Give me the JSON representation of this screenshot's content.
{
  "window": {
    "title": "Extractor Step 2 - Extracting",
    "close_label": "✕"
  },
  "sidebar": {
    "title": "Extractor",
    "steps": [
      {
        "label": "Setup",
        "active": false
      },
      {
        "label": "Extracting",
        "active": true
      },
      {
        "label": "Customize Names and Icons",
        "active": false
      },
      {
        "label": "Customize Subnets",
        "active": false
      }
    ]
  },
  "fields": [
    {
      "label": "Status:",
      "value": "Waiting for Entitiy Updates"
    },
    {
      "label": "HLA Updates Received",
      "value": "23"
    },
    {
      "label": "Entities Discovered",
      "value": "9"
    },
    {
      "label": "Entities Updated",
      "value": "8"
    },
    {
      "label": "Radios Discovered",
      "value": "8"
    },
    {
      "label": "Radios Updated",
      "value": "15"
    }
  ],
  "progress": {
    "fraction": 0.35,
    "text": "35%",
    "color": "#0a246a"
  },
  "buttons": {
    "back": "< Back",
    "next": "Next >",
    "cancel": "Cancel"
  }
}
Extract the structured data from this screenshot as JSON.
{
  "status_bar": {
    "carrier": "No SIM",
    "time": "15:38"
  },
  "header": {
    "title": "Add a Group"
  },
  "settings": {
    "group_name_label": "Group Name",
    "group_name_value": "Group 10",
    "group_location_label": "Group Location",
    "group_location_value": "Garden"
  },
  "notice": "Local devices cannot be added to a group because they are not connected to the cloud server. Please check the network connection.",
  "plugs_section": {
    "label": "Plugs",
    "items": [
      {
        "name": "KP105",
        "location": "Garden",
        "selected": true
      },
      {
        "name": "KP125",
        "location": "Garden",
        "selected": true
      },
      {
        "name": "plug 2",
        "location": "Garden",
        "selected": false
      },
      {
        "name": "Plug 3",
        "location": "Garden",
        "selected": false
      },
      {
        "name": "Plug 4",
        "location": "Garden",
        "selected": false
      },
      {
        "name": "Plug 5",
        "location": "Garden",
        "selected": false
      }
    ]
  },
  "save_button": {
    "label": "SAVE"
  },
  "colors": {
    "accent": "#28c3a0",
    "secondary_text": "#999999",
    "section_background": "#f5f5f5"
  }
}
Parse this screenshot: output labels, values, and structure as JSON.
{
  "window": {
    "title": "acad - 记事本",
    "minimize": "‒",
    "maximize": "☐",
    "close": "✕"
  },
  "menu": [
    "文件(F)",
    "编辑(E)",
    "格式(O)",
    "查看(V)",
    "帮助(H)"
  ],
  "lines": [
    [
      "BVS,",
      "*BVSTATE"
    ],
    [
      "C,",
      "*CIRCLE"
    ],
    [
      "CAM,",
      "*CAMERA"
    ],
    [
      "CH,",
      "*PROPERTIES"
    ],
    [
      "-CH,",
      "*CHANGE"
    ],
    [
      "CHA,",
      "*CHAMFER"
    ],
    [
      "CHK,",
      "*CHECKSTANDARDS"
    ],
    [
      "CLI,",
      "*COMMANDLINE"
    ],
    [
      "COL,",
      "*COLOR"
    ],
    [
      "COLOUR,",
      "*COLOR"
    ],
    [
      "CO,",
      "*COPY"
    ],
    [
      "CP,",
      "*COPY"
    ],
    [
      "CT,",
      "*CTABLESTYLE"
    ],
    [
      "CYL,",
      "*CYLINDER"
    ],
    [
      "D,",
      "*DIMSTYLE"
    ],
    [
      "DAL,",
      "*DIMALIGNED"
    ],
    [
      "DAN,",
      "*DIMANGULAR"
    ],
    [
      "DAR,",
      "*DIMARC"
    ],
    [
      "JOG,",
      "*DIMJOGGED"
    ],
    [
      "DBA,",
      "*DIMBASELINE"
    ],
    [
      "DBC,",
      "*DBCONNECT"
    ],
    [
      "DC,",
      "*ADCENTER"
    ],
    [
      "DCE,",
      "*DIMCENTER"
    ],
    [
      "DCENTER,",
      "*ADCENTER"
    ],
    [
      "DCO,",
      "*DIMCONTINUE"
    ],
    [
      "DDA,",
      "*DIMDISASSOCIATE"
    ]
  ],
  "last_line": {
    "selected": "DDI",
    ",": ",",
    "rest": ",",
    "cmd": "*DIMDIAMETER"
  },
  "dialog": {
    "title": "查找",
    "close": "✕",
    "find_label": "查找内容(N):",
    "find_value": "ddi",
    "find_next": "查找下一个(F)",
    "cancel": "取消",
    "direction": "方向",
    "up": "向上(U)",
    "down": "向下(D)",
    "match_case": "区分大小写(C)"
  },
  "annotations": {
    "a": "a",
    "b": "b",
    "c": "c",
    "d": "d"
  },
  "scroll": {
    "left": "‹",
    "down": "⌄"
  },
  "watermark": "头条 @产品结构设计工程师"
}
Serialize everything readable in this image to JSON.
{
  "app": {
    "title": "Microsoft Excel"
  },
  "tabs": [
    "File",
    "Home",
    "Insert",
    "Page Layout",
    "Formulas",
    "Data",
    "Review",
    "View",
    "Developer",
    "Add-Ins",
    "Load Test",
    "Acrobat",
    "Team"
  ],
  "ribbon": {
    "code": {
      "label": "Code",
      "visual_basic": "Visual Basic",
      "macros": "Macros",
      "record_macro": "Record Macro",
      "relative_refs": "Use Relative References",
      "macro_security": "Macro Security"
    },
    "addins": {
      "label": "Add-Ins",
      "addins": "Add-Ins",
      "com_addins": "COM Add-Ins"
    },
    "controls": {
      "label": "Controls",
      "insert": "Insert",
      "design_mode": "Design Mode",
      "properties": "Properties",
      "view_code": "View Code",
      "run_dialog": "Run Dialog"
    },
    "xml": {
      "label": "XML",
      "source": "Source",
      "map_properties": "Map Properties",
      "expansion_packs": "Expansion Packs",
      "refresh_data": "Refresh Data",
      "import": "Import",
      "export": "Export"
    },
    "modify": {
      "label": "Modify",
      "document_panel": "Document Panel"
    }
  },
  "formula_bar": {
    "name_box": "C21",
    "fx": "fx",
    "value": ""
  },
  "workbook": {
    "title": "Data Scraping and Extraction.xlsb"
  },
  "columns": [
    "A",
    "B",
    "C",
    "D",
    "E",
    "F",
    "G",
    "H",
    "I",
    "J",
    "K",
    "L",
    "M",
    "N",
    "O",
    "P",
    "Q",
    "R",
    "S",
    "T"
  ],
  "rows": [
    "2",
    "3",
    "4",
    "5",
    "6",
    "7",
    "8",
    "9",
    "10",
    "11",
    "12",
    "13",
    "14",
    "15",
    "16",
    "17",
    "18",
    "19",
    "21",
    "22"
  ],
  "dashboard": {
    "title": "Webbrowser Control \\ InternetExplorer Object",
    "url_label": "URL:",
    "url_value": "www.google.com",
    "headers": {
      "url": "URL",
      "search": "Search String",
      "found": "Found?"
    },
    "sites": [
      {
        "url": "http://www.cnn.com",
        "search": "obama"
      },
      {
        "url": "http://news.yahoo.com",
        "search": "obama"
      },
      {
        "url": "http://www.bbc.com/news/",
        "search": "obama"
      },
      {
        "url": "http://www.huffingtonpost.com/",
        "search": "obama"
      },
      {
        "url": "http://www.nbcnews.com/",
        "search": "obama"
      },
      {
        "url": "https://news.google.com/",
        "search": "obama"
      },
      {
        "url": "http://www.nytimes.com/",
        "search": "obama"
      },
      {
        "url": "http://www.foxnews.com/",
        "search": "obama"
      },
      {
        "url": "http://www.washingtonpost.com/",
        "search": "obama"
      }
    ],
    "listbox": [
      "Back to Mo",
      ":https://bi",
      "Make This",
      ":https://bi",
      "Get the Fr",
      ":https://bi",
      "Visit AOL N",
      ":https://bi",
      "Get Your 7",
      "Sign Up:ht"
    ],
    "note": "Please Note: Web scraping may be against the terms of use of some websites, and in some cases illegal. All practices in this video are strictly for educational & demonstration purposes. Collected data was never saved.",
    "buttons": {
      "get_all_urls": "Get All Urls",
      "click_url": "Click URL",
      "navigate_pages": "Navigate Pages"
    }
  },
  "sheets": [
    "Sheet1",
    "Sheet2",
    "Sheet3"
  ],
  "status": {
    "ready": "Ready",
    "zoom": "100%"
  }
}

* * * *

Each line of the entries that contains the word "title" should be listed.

    "title": "Extractor Step 2 - Extracting",
    "title": "Extractor",
    "title": "Add a Group"
    "title": "acad - 记事本",
    "title": "查找",
    "title": "Microsoft Excel"
    "title": "Data Scraping and Extraction.xlsb"
    "title": "Webbrowser Control \\ InternetExplorer Object",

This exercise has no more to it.